**TASK STATEMENT:**
Skip the pictures. Repeat everything else in the records word for word.

-----

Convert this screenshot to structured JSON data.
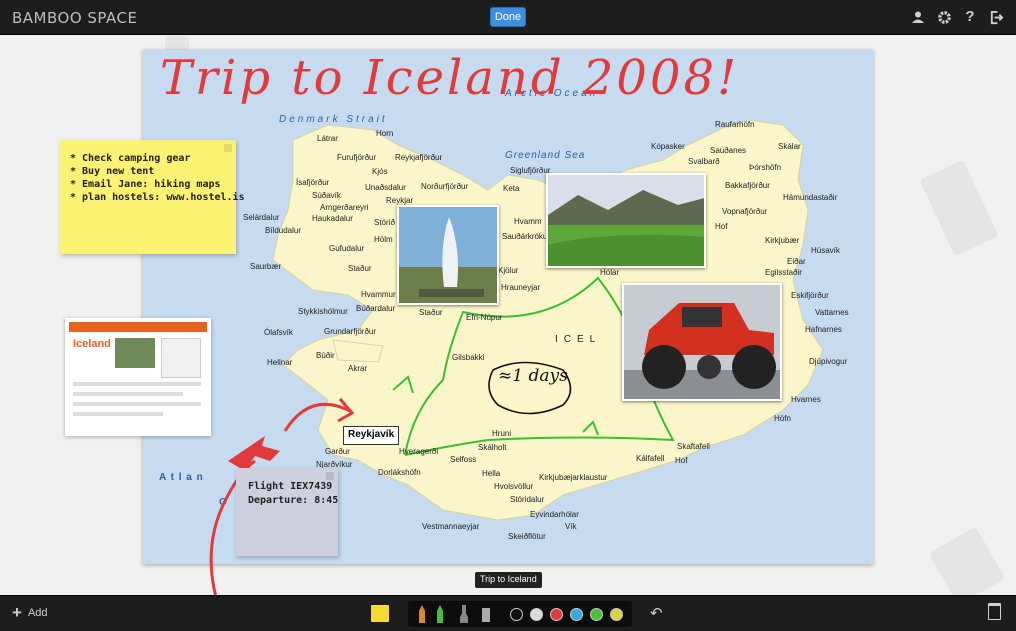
{
  "app": {
    "name": "BAMBOO SPACE"
  },
  "header": {
    "done_label": "Done"
  },
  "top_icons": [
    "user-icon",
    "gear-icon",
    "help-icon",
    "logout-icon"
  ],
  "board": {
    "title_scribble": "Trip to Iceland 2008!",
    "notes": {
      "todo": [
        "* Check camping gear",
        "* Buy new tent",
        "* Email Jane: hiking maps",
        "* plan hostels: www.hostel.is"
      ],
      "flight": [
        "Flight IEX7439",
        "Departure: 8:45"
      ]
    },
    "days_scribble": "≈1 days",
    "webpage_title": "Iceland",
    "location_label": "Reykjavík",
    "tooltip": "Trip to Iceland"
  },
  "map": {
    "seas": [
      "Arctic Ocean",
      "Denmark Strait",
      "Greenland Sea",
      "ICEL",
      "A t l a n",
      "O"
    ],
    "places": [
      "Horn",
      "Látrar",
      "Furufjörður",
      "Reykjafjörður",
      "Kjós",
      "Ísafjörður",
      "Súðavík",
      "Arngerðareyri",
      "Haukadalur",
      "Selárdalur",
      "Bíldudalur",
      "Norðurfjörður",
      "Unaðsdalur",
      "Reykjar",
      "Stórið",
      "Hólm",
      "Gufudalur",
      "Staður",
      "Saurbær",
      "Stykkishólmur",
      "Búðardalur",
      "Hvammur",
      "Grundarfjörður",
      "Ólafsvík",
      "Búðir",
      "Hellnar",
      "Akrar",
      "Staður",
      "Efri-Núpur",
      "Gilsbakki",
      "Hólar",
      "Keta",
      "Hvamm",
      "Siglufjörður",
      "Sauðárkrókur",
      "Kópasker",
      "Raufarhöfn",
      "Sauðanes",
      "Skálar",
      "Svalbarð",
      "Þórshöfn",
      "Bakkafjörður",
      "Hámundastaðir",
      "Vopnafjörður",
      "Hof",
      "Kirkjubær",
      "Húsavík",
      "Eiðar",
      "Egilsstaðir",
      "Eskifjörður",
      "Vattarnes",
      "Hafnarnes",
      "Djúpivogur",
      "Höfn",
      "Hvarnes",
      "Skaftafell",
      "Kálfafell",
      "Hof",
      "Garður",
      "Njarðvíkur",
      "Hveragerði",
      "Selfoss",
      "Skálholt",
      "Hruni",
      "Hella",
      "Hvolsvöllur",
      "Stóridalur",
      "Kirkjubæjarklaustur",
      "Eyvindarhólar",
      "Vík",
      "Skeiðflötur",
      "Vestmannaeyjar",
      "Dorlákshöfn",
      "Kjölur",
      "Hrauneyjar"
    ]
  },
  "toolbar": {
    "add_label": "Add",
    "colors": [
      "#111111",
      "#d9d9d9",
      "#e03b3b",
      "#37a7e0",
      "#4cbf3c",
      "#d8d43a"
    ]
  }
}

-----

**OUTPUT FOR THIS TASK:**
Convert this screenshot to structured JSON data.
{
  "app": {
    "name": "BAMBOO SPACE"
  },
  "header": {
    "done_label": "Done"
  },
  "top_icons": [
    "user-icon",
    "gear-icon",
    "help-icon",
    "logout-icon"
  ],
  "board": {
    "title_scribble": "Trip to Iceland 2008!",
    "notes": {
      "todo": [
        "* Check camping gear",
        "* Buy new tent",
        "* Email Jane: hiking maps",
        "* plan hostels: www.hostel.is"
      ],
      "flight": [
        "Flight IEX7439",
        "Departure: 8:45"
      ]
    },
    "days_scribble": "≈1 days",
    "webpage_title": "Iceland",
    "location_label": "Reykjavík",
    "tooltip": "Trip to Iceland"
  },
  "map": {
    "seas": [
      "Arctic Ocean",
      "Denmark Strait",
      "Greenland Sea",
      "ICEL",
      "A t l a n",
      "O"
    ],
    "places": [
      "Horn",
      "Látrar",
      "Furufjörður",
      "Reykjafjörður",
      "Kjós",
      "Ísafjörður",
      "Súðavík",
      "Arngerðareyri",
      "Haukadalur",
      "Selárdalur",
      "Bíldudalur",
      "Norðurfjörður",
      "Unaðsdalur",
      "Reykjar",
      "Stórið",
      "Hólm",
      "Gufudalur",
      "Staður",
      "Saurbær",
      "Stykkishólmur",
      "Búðardalur",
      "Hvammur",
      "Grundarfjörður",
      "Ólafsvík",
      "Búðir",
      "Hellnar",
      "Akrar",
      "Staður",
      "Efri-Núpur",
      "Gilsbakki",
      "Hólar",
      "Keta",
      "Hvamm",
      "Siglufjörður",
      "Sauðárkrókur",
      "Kópasker",
      "Raufarhöfn",
      "Sauðanes",
      "Skálar",
      "Svalbarð",
      "Þórshöfn",
      "Bakkafjörður",
      "Hámundastaðir",
      "Vopnafjörður",
      "Hof",
      "Kirkjubær",
      "Húsavík",
      "Eiðar",
      "Egilsstaðir",
      "Eskifjörður",
      "Vattarnes",
      "Hafnarnes",
      "Djúpivogur",
      "Höfn",
      "Hvarnes",
      "Skaftafell",
      "Kálfafell",
      "Hof",
      "Garður",
      "Njarðvíkur",
      "Hveragerði",
      "Selfoss",
      "Skálholt",
      "Hruni",
      "Hella",
      "Hvolsvöllur",
      "Stóridalur",
      "Kirkjubæjarklaustur",
      "Eyvindarhólar",
      "Vík",
      "Skeiðflötur",
      "Vestmannaeyjar",
      "Dorlákshöfn",
      "Kjölur",
      "Hrauneyjar"
    ]
  },
  "toolbar": {
    "add_label": "Add",
    "colors": [
      "#111111",
      "#d9d9d9",
      "#e03b3b",
      "#37a7e0",
      "#4cbf3c",
      "#d8d43a"
    ]
  }
}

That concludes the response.